- Opening Delimiter -
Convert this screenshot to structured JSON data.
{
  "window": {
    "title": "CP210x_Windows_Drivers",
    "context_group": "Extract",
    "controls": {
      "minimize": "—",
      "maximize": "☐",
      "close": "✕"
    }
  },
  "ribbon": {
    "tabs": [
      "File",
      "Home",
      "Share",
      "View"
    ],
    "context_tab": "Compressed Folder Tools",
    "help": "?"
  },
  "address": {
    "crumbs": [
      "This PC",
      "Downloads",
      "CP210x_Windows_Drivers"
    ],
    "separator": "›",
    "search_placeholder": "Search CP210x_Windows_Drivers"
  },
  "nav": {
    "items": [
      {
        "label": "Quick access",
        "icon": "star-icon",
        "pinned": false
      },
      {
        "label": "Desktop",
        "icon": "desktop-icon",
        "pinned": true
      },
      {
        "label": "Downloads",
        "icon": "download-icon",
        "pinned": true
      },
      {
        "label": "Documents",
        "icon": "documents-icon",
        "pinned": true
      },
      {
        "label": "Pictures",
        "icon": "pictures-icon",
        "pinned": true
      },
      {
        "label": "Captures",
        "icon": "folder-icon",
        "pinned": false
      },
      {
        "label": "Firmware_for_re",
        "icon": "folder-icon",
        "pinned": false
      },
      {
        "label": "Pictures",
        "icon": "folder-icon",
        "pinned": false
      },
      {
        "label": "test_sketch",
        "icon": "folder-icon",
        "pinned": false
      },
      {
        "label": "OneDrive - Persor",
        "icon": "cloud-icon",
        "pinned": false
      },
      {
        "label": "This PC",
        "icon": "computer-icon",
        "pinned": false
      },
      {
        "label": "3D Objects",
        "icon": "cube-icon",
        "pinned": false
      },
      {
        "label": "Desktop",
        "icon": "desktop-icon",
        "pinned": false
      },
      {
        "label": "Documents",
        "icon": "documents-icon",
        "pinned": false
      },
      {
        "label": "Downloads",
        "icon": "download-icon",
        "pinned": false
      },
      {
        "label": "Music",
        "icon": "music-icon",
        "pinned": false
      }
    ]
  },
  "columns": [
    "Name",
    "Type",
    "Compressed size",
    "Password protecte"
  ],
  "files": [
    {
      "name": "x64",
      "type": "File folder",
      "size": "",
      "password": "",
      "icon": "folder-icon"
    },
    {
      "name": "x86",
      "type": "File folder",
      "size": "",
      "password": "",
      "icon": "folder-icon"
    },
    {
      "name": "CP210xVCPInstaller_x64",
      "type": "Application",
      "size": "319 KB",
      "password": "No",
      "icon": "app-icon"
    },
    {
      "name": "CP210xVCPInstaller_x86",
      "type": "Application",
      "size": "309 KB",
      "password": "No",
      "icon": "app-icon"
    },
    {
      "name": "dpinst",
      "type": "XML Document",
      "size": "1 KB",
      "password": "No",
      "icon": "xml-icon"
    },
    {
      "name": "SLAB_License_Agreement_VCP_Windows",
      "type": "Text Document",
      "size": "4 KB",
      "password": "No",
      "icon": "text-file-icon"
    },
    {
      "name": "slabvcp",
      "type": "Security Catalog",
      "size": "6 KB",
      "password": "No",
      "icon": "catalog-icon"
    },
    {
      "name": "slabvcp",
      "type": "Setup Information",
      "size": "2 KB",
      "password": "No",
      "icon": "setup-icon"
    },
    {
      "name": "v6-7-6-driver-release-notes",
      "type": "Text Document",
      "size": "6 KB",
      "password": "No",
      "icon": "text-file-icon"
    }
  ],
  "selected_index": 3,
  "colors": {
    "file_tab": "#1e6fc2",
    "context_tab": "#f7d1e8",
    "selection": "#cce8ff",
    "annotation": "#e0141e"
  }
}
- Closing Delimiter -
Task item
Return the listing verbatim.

Your response
Convert this screenshot to structured JSON data.
{
  "window": {
    "title": "CP210x_Windows_Drivers",
    "context_group": "Extract",
    "controls": {
      "minimize": "—",
      "maximize": "☐",
      "close": "✕"
    }
  },
  "ribbon": {
    "tabs": [
      "File",
      "Home",
      "Share",
      "View"
    ],
    "context_tab": "Compressed Folder Tools",
    "help": "?"
  },
  "address": {
    "crumbs": [
      "This PC",
      "Downloads",
      "CP210x_Windows_Drivers"
    ],
    "separator": "›",
    "search_placeholder": "Search CP210x_Windows_Drivers"
  },
  "nav": {
    "items": [
      {
        "label": "Quick access",
        "icon": "star-icon",
        "pinned": false
      },
      {
        "label": "Desktop",
        "icon": "desktop-icon",
        "pinned": true
      },
      {
        "label": "Downloads",
        "icon": "download-icon",
        "pinned": true
      },
      {
        "label": "Documents",
        "icon": "documents-icon",
        "pinned": true
      },
      {
        "label": "Pictures",
        "icon": "pictures-icon",
        "pinned": true
      },
      {
        "label": "Captures",
        "icon": "folder-icon",
        "pinned": false
      },
      {
        "label": "Firmware_for_re",
        "icon": "folder-icon",
        "pinned": false
      },
      {
        "label": "Pictures",
        "icon": "folder-icon",
        "pinned": false
      },
      {
        "label": "test_sketch",
        "icon": "folder-icon",
        "pinned": false
      },
      {
        "label": "OneDrive - Persor",
        "icon": "cloud-icon",
        "pinned": false
      },
      {
        "label": "This PC",
        "icon": "computer-icon",
        "pinned": false
      },
      {
        "label": "3D Objects",
        "icon": "cube-icon",
        "pinned": false
      },
      {
        "label": "Desktop",
        "icon": "desktop-icon",
        "pinned": false
      },
      {
        "label": "Documents",
        "icon": "documents-icon",
        "pinned": false
      },
      {
        "label": "Downloads",
        "icon": "download-icon",
        "pinned": false
      },
      {
        "label": "Music",
        "icon": "music-icon",
        "pinned": false
      }
    ]
  },
  "columns": [
    "Name",
    "Type",
    "Compressed size",
    "Password protecte"
  ],
  "files": [
    {
      "name": "x64",
      "type": "File folder",
      "size": "",
      "password": "",
      "icon": "folder-icon"
    },
    {
      "name": "x86",
      "type": "File folder",
      "size": "",
      "password": "",
      "icon": "folder-icon"
    },
    {
      "name": "CP210xVCPInstaller_x64",
      "type": "Application",
      "size": "319 KB",
      "password": "No",
      "icon": "app-icon"
    },
    {
      "name": "CP210xVCPInstaller_x86",
      "type": "Application",
      "size": "309 KB",
      "password": "No",
      "icon": "app-icon"
    },
    {
      "name": "dpinst",
      "type": "XML Document",
      "size": "1 KB",
      "password": "No",
      "icon": "xml-icon"
    },
    {
      "name": "SLAB_License_Agreement_VCP_Windows",
      "type": "Text Document",
      "size": "4 KB",
      "password": "No",
      "icon": "text-file-icon"
    },
    {
      "name": "slabvcp",
      "type": "Security Catalog",
      "size": "6 KB",
      "password": "No",
      "icon": "catalog-icon"
    },
    {
      "name": "slabvcp",
      "type": "Setup Information",
      "size": "2 KB",
      "password": "No",
      "icon": "setup-icon"
    },
    {
      "name": "v6-7-6-driver-release-notes",
      "type": "Text Document",
      "size": "6 KB",
      "password": "No",
      "icon": "text-file-icon"
    }
  ],
  "selected_index": 3,
  "colors": {
    "file_tab": "#1e6fc2",
    "context_tab": "#f7d1e8",
    "selection": "#cce8ff",
    "annotation": "#e0141e"
  }
}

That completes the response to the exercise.